Senate Bill 990, introduced by Sen. Jim Mathias last week and cross-filed in the House by Delegates Norm Conway and Mike McDermott, would, among other things, extend the portion of the food and beverage tax dedicated to cover the cost of the Convention Center expansion for the life of the current expansion project including the next phase that features a new performing arts center. For years, there has been an additional one-cent per $1 tacked on to the sales tax rate in Ocean City to help pay the town’s portion of the last expansion more than a decade ago.
Currently, the convention center is undergoing a 32,000-square-foot expansion including a 1,200-seat performing arts center. The town and its partner, the Maryland Stadium Authority (MSA) has bonded much of the estimated $9.3 million project. The supplementary sales tax is set to expire in 2015, but the bill would extend the provision through the current expansion of the convention center. In short, the legislation introduced in the General Assembly last week would extend the dedicated food and beverage tax for the life of the new loans.

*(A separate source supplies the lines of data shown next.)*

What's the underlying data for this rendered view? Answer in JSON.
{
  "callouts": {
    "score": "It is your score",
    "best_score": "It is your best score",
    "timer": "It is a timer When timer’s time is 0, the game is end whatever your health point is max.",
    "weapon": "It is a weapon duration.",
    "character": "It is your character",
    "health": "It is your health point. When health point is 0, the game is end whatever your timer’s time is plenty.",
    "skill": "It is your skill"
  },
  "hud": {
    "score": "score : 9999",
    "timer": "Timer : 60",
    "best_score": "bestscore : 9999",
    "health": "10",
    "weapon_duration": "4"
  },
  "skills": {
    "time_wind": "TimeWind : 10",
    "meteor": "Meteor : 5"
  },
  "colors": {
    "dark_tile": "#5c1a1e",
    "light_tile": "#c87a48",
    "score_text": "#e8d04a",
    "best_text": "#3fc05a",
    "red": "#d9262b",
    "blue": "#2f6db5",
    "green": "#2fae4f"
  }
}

“There are really two parts to these bills,” said Mathias this week. “The first part essentially sets the stage to allow the competitive arts piece on the convention center to be built. Originally, the food and beverage tax was tied to the dedicated revenue bonds, but this bill would change the language to include all ‘outstanding’ bonds related to the convention center expansion. If they need to borrow more, the food and beverage tax would be extended for the life of the bond.”
The bill would also help solidify the town’s partnership with the Maryland Stadium Authority on the convention center expansion going forward and continue to ensure the matching funds relationship the town enjoys with the state.
“The second part basically keeps the state in as a 50-percent partner in the convention center,” he said. “There is a private sector component to this, but the Maryland Stadium Authority remains a partner and this bill would retain that. Right now, they’re looking for an additional $7 million contribution from the state and this bill helps ensure the state remains a 50-percent partner in the project.”